Photo: Courtesy of the Library of CongressTaken around 1864, Truth sold this photo of herself as a way to raise money.

In the New Yorker interview, Haynes shared the inspiration behind the painting and the Truth’s legacy and why she adorns Black women in color in her paintings. Read some of the highlights below:

On focusing on Sojourner Truth:

“I learned about Sojourner Truth as a child, in grade school, and was always inspired by her tenacity, will, and futuristic vision, especially given the circumstances she was born into. I wanted to shed light on her legacy, which reminds women that no matter what has happened in their lives, they can still have a powerful impact on society. She was not only a major advocate for women’s rights but also one of the first Black women to win a case against a white man, a case she brought in order to recover her son. That was in the oppressive year of 1828. She was a force to be reckoned with.”

On painting Black women in color:

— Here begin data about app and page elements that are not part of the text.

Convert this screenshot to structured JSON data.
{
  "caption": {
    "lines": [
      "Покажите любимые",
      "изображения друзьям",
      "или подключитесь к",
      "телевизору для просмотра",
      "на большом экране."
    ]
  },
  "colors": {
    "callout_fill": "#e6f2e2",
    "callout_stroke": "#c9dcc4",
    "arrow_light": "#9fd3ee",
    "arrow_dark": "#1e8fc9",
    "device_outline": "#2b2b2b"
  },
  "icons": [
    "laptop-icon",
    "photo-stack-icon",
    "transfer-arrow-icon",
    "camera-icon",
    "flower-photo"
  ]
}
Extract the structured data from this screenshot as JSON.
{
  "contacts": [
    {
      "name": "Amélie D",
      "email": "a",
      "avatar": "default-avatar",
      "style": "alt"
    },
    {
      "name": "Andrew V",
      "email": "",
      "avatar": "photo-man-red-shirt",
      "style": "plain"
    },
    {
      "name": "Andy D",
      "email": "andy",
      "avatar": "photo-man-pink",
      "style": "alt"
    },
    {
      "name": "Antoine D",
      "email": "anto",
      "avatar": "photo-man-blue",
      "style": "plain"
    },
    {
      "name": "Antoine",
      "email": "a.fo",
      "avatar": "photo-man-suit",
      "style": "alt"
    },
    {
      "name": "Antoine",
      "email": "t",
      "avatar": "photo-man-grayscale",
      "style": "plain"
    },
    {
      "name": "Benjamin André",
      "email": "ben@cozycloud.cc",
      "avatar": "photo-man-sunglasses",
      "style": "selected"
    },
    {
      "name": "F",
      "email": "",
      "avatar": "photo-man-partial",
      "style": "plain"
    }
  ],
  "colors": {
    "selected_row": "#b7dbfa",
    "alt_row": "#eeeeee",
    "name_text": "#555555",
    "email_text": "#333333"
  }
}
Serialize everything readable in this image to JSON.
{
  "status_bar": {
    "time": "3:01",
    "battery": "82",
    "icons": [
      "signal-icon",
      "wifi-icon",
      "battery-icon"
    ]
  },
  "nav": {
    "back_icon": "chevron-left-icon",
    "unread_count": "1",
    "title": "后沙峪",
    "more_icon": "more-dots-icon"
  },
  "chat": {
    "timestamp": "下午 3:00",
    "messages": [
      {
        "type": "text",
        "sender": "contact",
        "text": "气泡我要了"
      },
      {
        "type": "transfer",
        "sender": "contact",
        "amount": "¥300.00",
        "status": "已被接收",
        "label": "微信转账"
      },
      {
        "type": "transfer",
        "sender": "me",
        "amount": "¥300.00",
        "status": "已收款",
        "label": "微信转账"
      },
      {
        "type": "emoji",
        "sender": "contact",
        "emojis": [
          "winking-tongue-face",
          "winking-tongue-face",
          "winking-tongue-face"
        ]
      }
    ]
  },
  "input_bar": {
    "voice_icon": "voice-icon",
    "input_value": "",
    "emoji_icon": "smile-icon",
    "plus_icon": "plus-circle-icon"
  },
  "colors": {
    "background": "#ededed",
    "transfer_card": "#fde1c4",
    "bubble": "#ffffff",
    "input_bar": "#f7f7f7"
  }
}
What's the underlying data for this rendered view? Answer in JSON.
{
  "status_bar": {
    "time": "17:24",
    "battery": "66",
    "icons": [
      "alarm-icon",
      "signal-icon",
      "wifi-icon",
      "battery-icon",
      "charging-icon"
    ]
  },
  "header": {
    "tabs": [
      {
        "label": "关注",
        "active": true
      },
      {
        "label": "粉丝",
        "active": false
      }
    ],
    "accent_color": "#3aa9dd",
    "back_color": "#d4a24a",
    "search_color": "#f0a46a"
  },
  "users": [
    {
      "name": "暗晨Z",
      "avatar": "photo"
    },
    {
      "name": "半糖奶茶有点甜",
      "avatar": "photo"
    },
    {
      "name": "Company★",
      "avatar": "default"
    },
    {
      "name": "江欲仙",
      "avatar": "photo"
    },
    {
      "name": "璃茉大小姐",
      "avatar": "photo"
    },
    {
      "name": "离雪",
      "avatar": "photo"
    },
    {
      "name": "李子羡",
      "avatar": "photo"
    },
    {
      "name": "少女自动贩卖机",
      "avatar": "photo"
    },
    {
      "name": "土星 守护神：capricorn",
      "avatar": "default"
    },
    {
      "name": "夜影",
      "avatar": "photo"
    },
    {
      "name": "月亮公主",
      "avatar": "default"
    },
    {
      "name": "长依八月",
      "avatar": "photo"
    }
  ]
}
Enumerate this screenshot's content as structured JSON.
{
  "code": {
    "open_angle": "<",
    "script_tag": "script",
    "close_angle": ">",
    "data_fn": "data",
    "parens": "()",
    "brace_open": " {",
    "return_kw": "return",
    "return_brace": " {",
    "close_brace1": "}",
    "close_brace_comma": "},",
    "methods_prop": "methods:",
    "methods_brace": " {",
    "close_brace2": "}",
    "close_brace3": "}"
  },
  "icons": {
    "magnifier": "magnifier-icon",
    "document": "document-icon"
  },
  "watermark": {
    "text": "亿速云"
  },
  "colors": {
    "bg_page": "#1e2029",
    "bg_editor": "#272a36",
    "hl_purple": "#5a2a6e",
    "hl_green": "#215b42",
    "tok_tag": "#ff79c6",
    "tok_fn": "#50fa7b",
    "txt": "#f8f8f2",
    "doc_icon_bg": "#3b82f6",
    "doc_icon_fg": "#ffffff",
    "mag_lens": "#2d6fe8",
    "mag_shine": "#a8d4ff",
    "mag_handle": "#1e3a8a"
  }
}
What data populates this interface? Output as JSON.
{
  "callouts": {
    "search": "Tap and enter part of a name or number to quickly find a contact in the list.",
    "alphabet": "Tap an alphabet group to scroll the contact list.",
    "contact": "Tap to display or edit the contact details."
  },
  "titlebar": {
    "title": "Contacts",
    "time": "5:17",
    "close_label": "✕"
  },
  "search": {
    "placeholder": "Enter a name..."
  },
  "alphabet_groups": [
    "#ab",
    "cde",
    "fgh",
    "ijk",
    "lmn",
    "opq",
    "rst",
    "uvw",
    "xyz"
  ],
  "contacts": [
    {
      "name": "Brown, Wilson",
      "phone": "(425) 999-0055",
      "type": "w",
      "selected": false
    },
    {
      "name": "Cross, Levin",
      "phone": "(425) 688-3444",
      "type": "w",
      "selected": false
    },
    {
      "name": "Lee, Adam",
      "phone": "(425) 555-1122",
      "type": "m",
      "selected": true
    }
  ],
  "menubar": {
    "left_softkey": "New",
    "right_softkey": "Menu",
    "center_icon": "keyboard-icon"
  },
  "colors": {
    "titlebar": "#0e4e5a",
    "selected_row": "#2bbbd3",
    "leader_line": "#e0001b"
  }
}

“I’ve always loved being a Black woman; that is the basis of my work. My passion comes from showing the Black female figure in ways that I often don’t see in the media. There is a lack of nuance in portrayals of Black womanhood—I turn my frustration with that into paintings. The patterns and colors in my work, meanwhile, have been inspired by my experiences in Senegal and South Africa. Seeing the bright, bold colors in Senegal, which stray from linear rules of pattern, inspired me to juxtapose various textures and colors in one image.”

On her residency with Kehinde Wiley’s Black Rock Senegal:

The residency also challenged my perspective by placing me in a creative experience outside the Western Hemisphere. I think it’s essential, as an artist, to create new experiences, and to step outside of your comfort zone.

Visit the New Yorker here to read the complete interview.